Future Archeology – Technology
2019-04-27

Past, present, and future. These three nouns summarized on the timeline divide time and space into three major sectors. Through investigation, excavation, and research, people have analyzed accurately unearthed ancient relics and then have concatenated them into a logical history. Thus, it is quite a commonly shared view that we learn about what our present time means by knowing the past.
This exhibition "Here is Now" is curated under the theme of “ futuristic archaeology.” Our standpoint is taken into an invisible future. Specifically, through two artists' fossil-like works which recall "technology" representing our present time, we explore various aspects of our culture, identity, and even the state of our mind, affected by “technology”, such as loneliness and anxiety. Buried in the depths of two thousand years, these "contemporary" artworks were created from various familiar daily objects, with our reality and imagination, and the past and the future combined together. We then “excavate” them with our eyes and our own imagination, which will trigger critical reflections on our concepts of time, space, reality, and authenticity, facing the scenes that the present in which we are living becomes the history and the future becomes just the mirror of the present. 

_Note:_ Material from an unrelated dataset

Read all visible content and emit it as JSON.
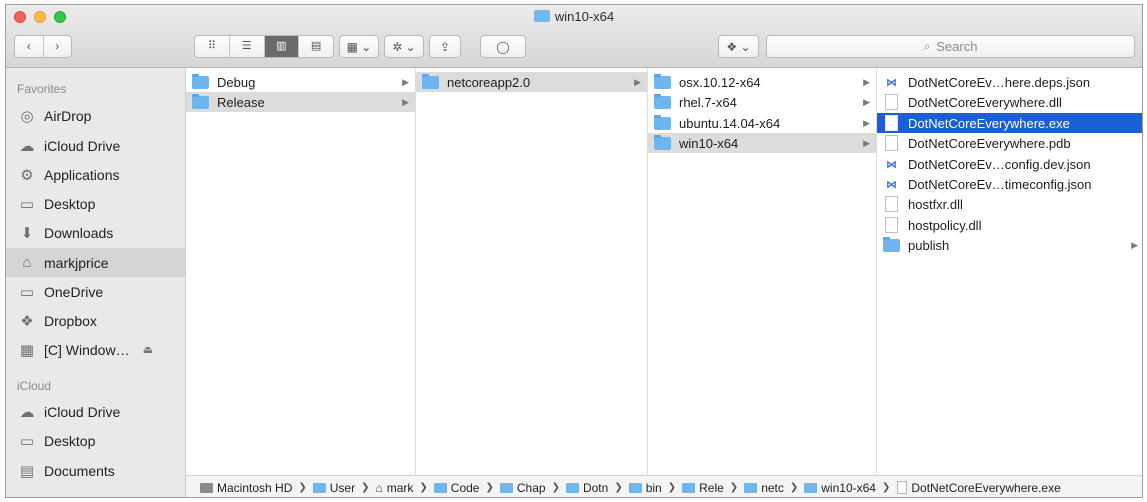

Toshiyuki SHIBAKAWA born in Japan in 1966 and Wei-Zheng TU born in Taiwan in 1969. These two artists who grew up in the same generation but in a different culture have something in common: both have been energetically creating artworks in the motif of the imitation of archaeological remains. This exhibition attempts to have them vie with each other in their respective expressions of art created from their imaginary world views, objects and current concepts presented in the artworks.